▶ [Data for this task]
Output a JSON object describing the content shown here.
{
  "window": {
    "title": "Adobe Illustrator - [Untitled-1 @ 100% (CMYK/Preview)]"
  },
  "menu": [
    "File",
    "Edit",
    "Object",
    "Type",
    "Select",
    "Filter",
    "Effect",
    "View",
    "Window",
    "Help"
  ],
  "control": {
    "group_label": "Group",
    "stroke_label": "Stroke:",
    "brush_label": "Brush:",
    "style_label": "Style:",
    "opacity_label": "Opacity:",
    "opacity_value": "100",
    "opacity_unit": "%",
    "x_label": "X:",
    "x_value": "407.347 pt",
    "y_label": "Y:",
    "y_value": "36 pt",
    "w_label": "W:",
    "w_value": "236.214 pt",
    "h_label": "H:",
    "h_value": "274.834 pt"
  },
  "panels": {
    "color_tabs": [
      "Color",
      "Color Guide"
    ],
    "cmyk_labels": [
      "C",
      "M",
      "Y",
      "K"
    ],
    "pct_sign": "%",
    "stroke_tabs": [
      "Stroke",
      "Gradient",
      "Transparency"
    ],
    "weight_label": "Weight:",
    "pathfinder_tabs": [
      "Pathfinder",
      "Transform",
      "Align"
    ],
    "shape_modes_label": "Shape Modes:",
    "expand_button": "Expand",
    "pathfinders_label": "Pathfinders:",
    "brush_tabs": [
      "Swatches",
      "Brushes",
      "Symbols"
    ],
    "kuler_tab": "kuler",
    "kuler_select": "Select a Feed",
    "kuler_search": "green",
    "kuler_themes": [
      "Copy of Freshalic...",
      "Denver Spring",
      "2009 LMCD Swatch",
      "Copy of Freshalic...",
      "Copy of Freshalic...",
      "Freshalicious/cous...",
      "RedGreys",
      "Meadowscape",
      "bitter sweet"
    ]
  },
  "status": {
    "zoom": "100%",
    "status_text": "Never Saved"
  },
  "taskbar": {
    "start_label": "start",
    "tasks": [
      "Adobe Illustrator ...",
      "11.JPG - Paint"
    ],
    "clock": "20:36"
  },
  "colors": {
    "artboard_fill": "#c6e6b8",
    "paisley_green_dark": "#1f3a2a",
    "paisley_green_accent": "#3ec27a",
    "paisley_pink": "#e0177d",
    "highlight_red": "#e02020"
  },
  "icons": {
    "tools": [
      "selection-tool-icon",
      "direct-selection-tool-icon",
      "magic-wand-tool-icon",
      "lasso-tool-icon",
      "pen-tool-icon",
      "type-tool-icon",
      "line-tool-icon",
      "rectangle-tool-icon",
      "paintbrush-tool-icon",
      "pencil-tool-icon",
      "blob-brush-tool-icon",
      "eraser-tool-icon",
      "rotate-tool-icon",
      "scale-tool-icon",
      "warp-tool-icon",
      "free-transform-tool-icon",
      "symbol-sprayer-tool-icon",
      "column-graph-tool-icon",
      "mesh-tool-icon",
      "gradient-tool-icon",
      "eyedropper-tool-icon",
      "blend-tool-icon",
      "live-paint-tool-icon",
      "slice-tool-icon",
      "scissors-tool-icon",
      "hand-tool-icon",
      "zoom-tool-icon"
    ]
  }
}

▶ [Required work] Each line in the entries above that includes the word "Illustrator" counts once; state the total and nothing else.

▶ [Response for this exercise] 2